EFFORTS TO REPEAL ILLEGAL FIRE TAX FAIL IN COMMITTEE
I am extremely disappointed to announce that last month, two of my bills to fight against the illegal fire tax failed in Committee.
Senate Bill 17 would have reversed the Governor’s and legislative Democrats’ decision to raise nearly $85 million in taxes by charging rural property owners a “fee” for fire prevention services as part of the 2011-12 budget. These communities are located in “State Responsibility Areas” (SRA) designated by the California Department of Forestry and Fire Protection (Cal Fire), even though their property taxes already contribute to the service contracts that counties have with Cal Fire.
Although it received bi-partisan support, Senate Bill 17 failed in the Senate Committee on Natural Resources and Water on a four-to-three vote (with two members abstaining).
Senate Bill 125 would have exempted a property owner of a structure that is located both within an SRA and within the boundaries of a local fire protection district from having to pay the $150 tax.
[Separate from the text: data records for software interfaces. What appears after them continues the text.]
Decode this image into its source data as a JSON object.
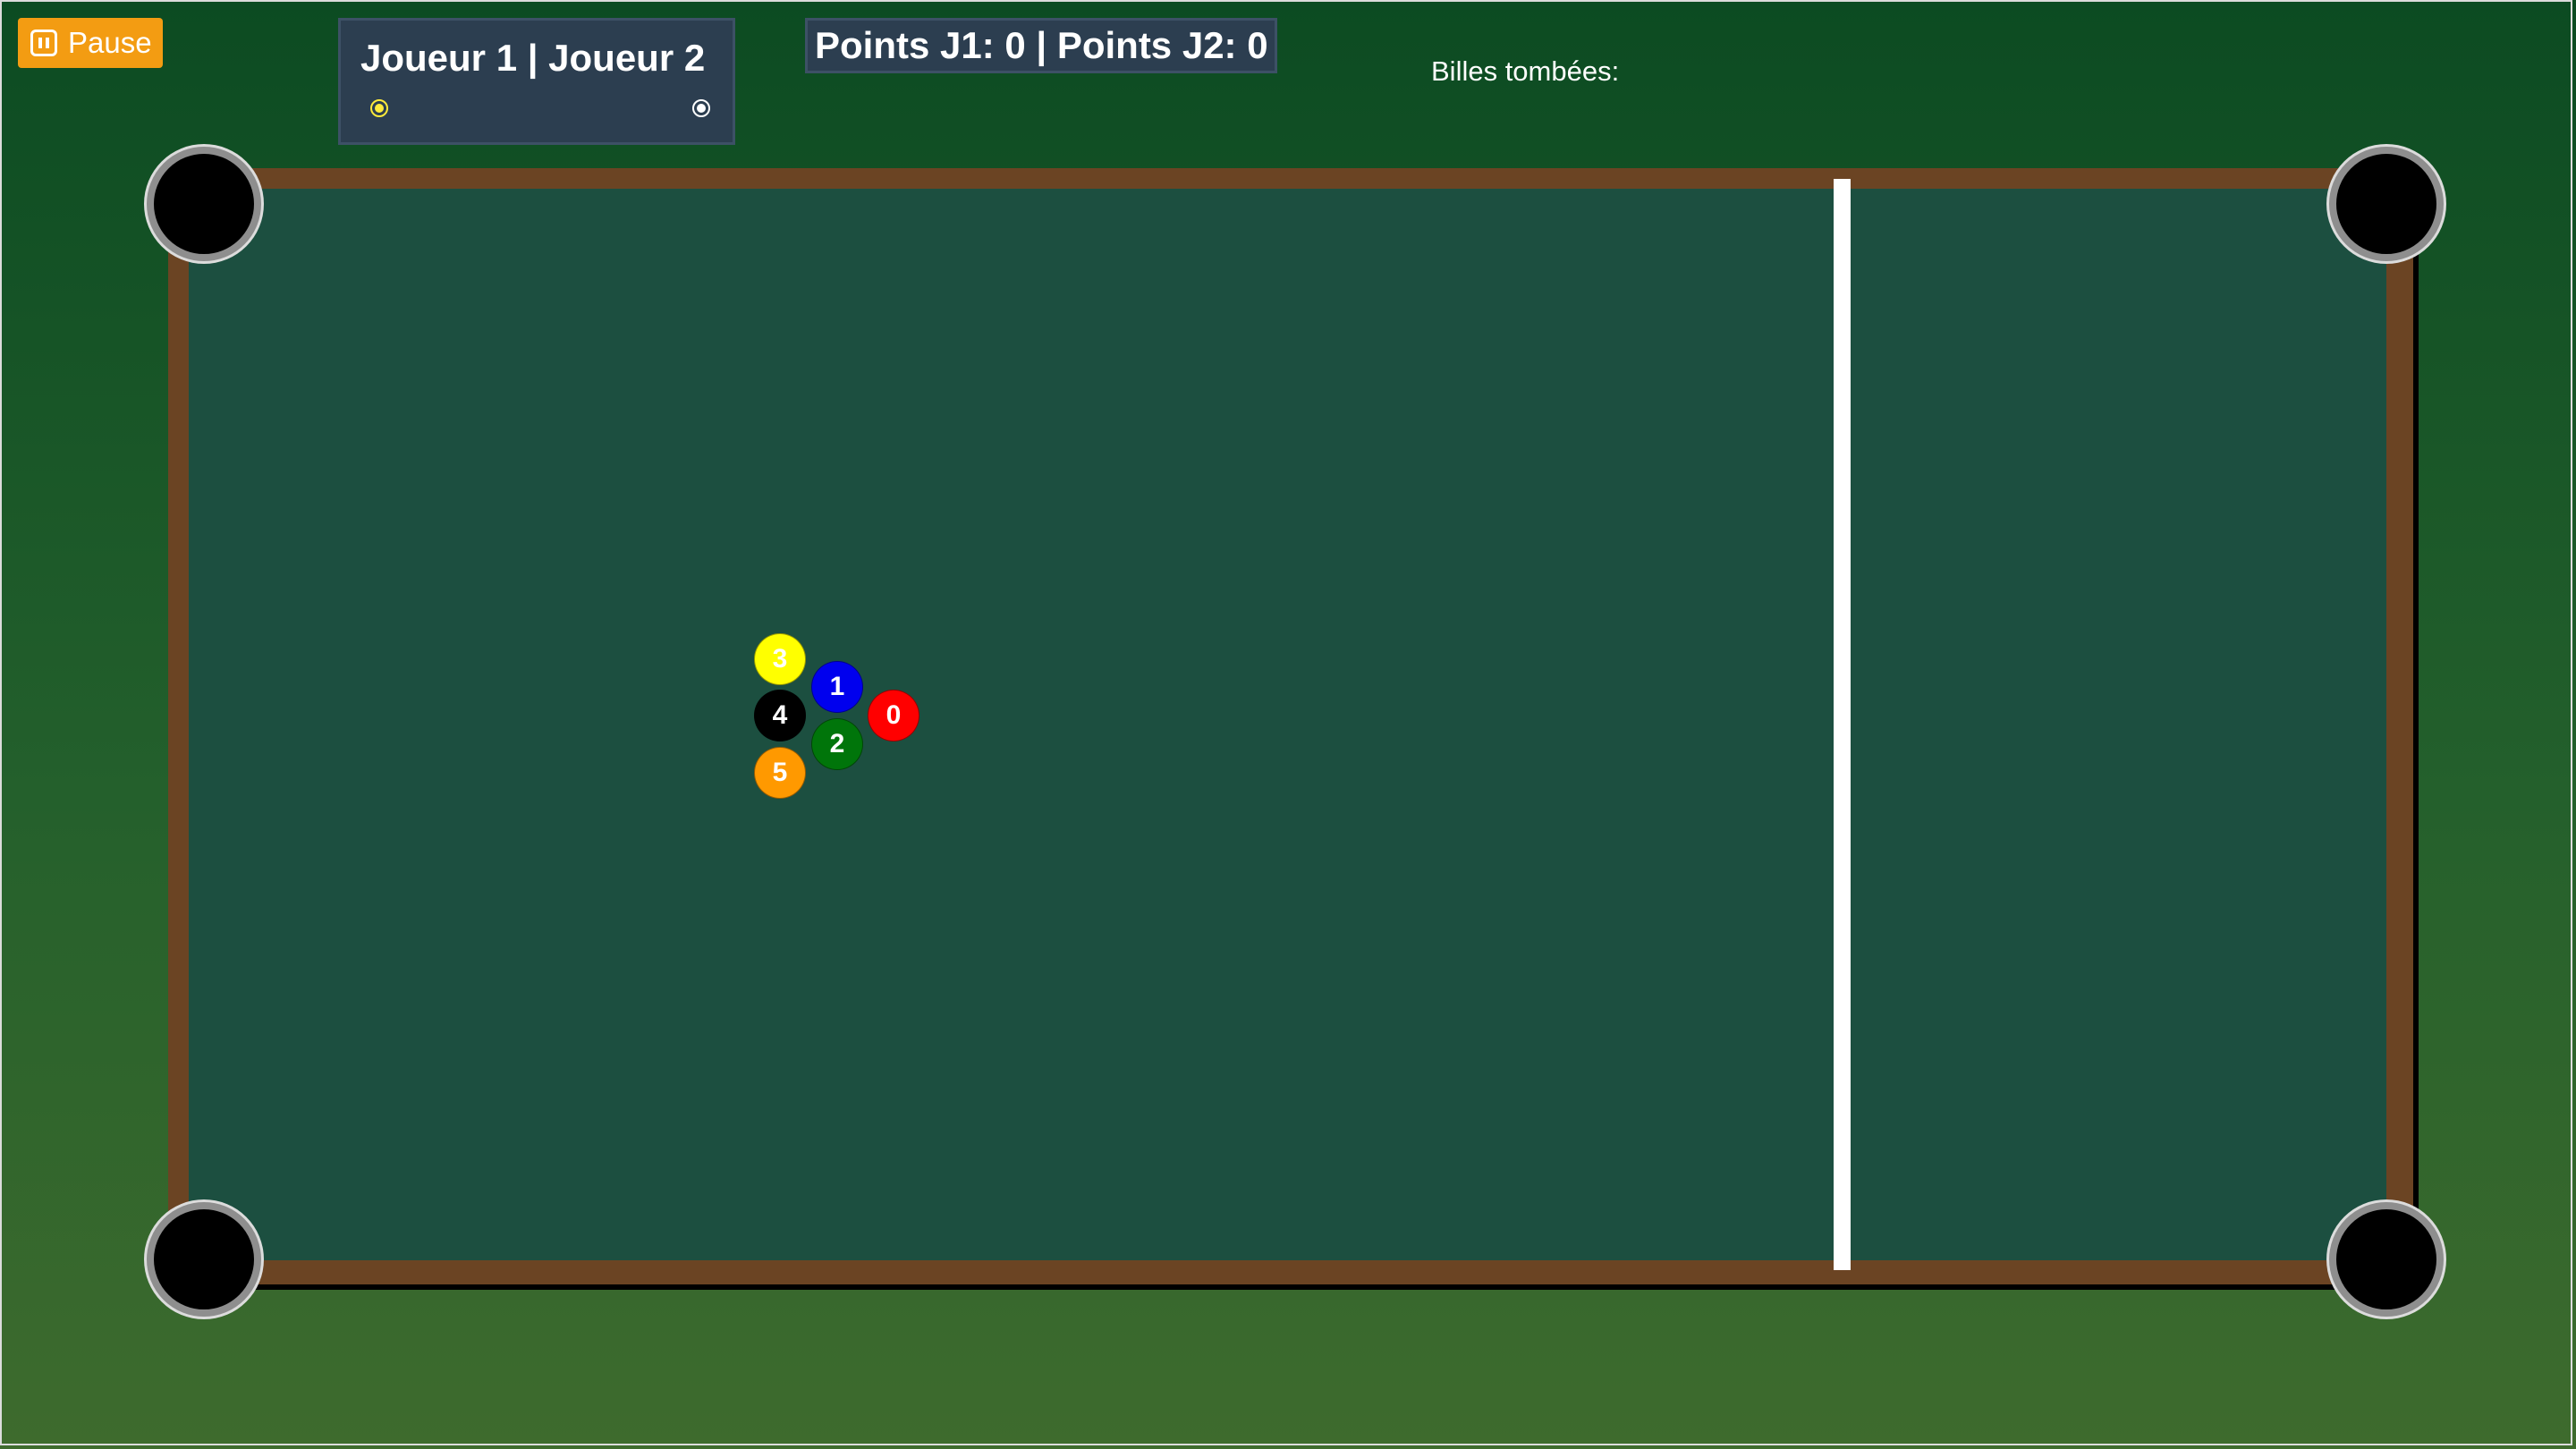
{
  "controls": {
    "pause_label": "Pause"
  },
  "players": {
    "title": "Joueur 1 | Joueur 2",
    "p1_color": "#ffeb3b",
    "p2_color": "#ffffff"
  },
  "score": {
    "text": "Points J1: 0 | Points J2: 0"
  },
  "fallen": {
    "label": "Billes tombées:"
  },
  "table": {
    "felt_color": "#1c4f40",
    "rail_color": "#6b4423"
  },
  "balls": [
    {
      "number": "0",
      "color": "#ff0000"
    },
    {
      "number": "1",
      "color": "#0000ee"
    },
    {
      "number": "2",
      "color": "#00750a"
    },
    {
      "number": "3",
      "color": "#ffff00"
    },
    {
      "number": "4",
      "color": "#000000"
    },
    {
      "number": "5",
      "color": "#ff9900"
    }
  ]
}
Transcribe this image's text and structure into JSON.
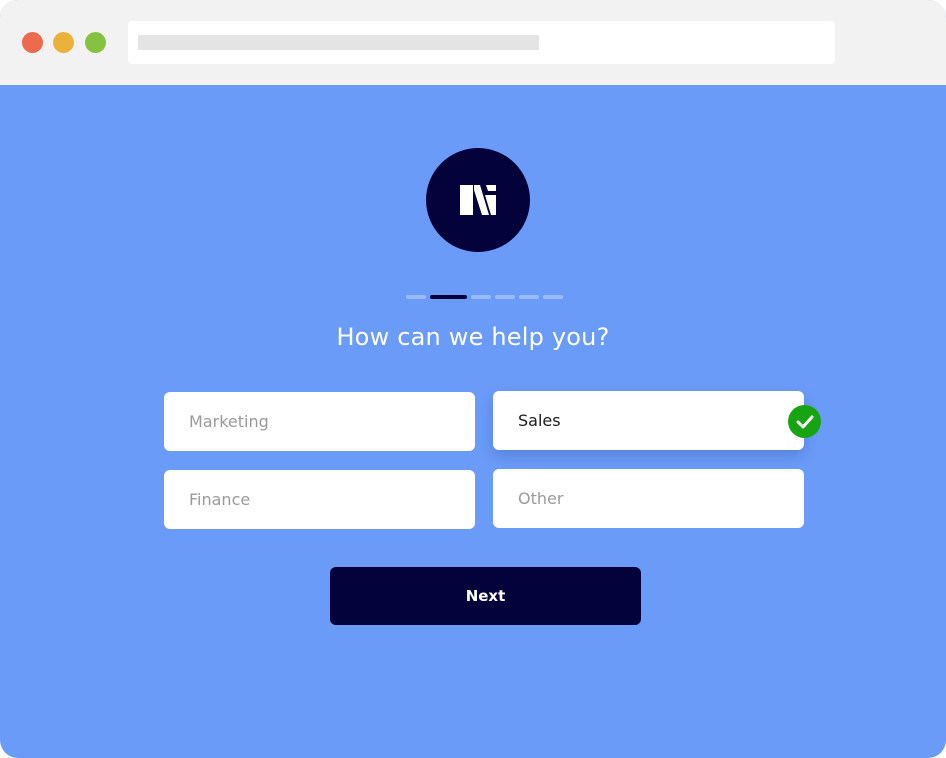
{
  "browser": {
    "controls": [
      "close",
      "minimize",
      "maximize"
    ],
    "address_bar": ""
  },
  "logo": {
    "icon": "n-logo-icon"
  },
  "progress": {
    "total_steps": 6,
    "current_step": 2
  },
  "question": "How can we help you?",
  "options": [
    {
      "label": "Marketing",
      "selected": false
    },
    {
      "label": "Sales",
      "selected": true
    },
    {
      "label": "Finance",
      "selected": false
    },
    {
      "label": "Other",
      "selected": false
    }
  ],
  "next_label": "Next",
  "colors": {
    "background": "#6b9bf8",
    "brand_dark": "#03023a",
    "check_green": "#18a313",
    "titlebar": "#f2f2f2"
  }
}
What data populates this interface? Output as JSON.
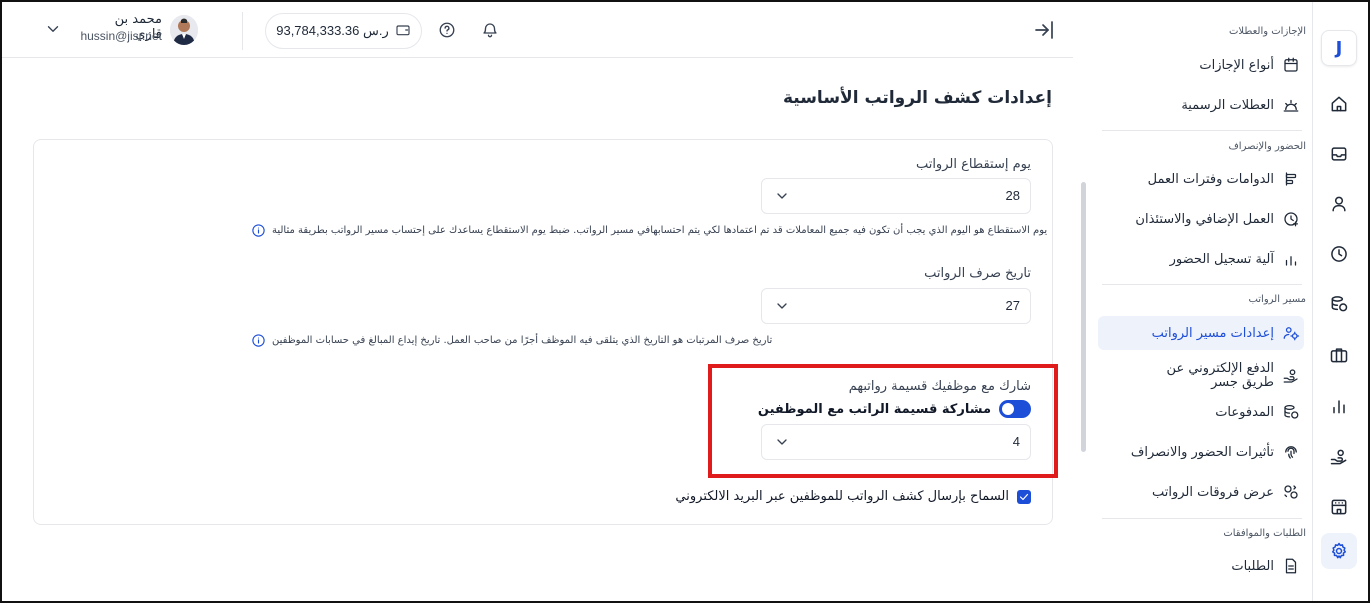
{
  "header": {
    "user_name": "محمد بن قازي",
    "user_email": "hussin@jisr.net",
    "balance": "93,784,333.36 ر.س"
  },
  "page": {
    "title": "إعدادات كشف الرواتب الأساسية"
  },
  "settings": {
    "deduction_day": {
      "label": "يوم إستقطاع الرواتب",
      "value": "28",
      "help": "يوم الاستقطاع هو اليوم الذي يجب أن تكون فيه جميع المعاملات قد تم اعتمادها لكي يتم احتسابهافي مسير الرواتب. ضبط يوم الاستقطاع يساعدك على إحتساب مسير الرواتب بطريقة مثالية"
    },
    "payment_date": {
      "label": "تاريخ صرف الرواتب",
      "value": "27",
      "help": "تاريخ صرف المرتبات هو التاريخ الذي يتلقى فيه الموظف أجرًا من صاحب العمل. تاريخ إيداع المبالغ في حسابات الموظفين"
    },
    "share_payslip": {
      "section_label": "شارك مع موظفيك قسيمة رواتبهم",
      "toggle_label": "مشاركة قسيمة الراتب مع الموظفين",
      "toggle_on": true,
      "value": "4"
    },
    "email_payslip": {
      "label": "السماح بإرسال كشف الرواتب للموظفين عبر البريد الالكتروني",
      "checked": true
    }
  },
  "nav": {
    "group_leaves": "الإجازات والعطلات",
    "leave_types": "أنواع الإجازات",
    "holidays": "العطلات الرسمية",
    "group_attendance": "الحضور والإنصراف",
    "shifts": "الدوامات وفترات العمل",
    "overtime": "العمل الإضافي والاستئذان",
    "attendance_mechanism": "آلية تسجيل الحضور",
    "group_payroll": "مسير الرواتب",
    "payroll_settings": "إعدادات مسير الرواتب",
    "e_payment": "الدفع الإلكتروني عن طريق جسر",
    "payments": "المدفوعات",
    "attendance_effects": "تأثيرات الحضور والانصراف",
    "payroll_diffs": "عرض فروقات الرواتب",
    "group_requests": "الطلبات والموافقات",
    "requests": "الطلبات"
  },
  "rail": {
    "logo": "J",
    "icons": [
      "home-icon",
      "inbox-icon",
      "user-icon",
      "clock-icon",
      "coins-icon",
      "briefcase-icon",
      "chart-icon",
      "hand-coins-icon",
      "building-icon",
      "gear-icon"
    ],
    "active": "gear-icon"
  },
  "colors": {
    "accent": "#1d4ed8",
    "highlight": "#e01b1b",
    "active_bg": "#eef2fb"
  }
}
This bill also failed to receive enough votes to pass out of the Senate Committee on Natural Resources and Water. While it conjured significant discussion among the Committee members, it wasn’t enough to compel them to pass the legislation. Members did, however, express interest in continuing the dialogue and exploring future options for addressing concerns with the fire fee and its myriad related issues.
These two bills were an opportunity to “make right” the very wrong fire tax that has impacted 825,000 Californians. People from across the state have voiced their strong opposition to this fire tax and it’s incredibly unfortunate that the legislature has not responded appropriately to their pleas.
I will not give up the fight and vow to continue efforts to ensure this ridiculous fire tax is overturned. I support the two fire tax repeal bills on the Assembly side that have made their way out of Committee and hope they find a better fate than my legislative efforts.
Assembly Bill 23 by Assemblyman Tim Donnelly (R-Twin Peaks) and Assembly Bill 124 by Assemblyman Mike Morrell (R-Rancho Cucamonga), seeking to overturn the $150 tax, passed out of the Assembly Committee on Natural Resources and will await a hearing in the Assembly Committee on Appropriations later this year.
I also strongly support the lawsuit filed in March against the state by the Howard Jarvis Taxpayers Association challenging the fee on constitutional grounds.
FIRST THE FIRE TAX...NOW THE HOMEOWNER TAX?
On the heels of my fight against the fire tax, I would like to voice my strong opposition to Assembly Bill 468 by Assemblyman Wesley Chesbro (D-Arcata), a measure that would implement a 4.8 percent tax on property insurance policies to create a new “disaster relief fund” in California.
Although this bill would eliminate the $150 “fire tax,” it would implement a new insurance tax on property insurance policies. It is estimated that this new tax would generate nearly $500 million a year to fund a variety of California agencies and departments that are in some way involved in disaster relief.
I’m dumbfounded. I have to hand it to my Democrat colleagues for their boldness. They know their illegal fire tax basically robs $85 million from California taxpayers. They think the way to get rid of it is to pass another tax that will take half-a-billion? That is hardly a bargain for California taxpayers. Although Assemblyman Chesbro has temporarily placed this bill on hold to “address some unresolved issues,” I will fight this new tax in every possible way until it is defeated.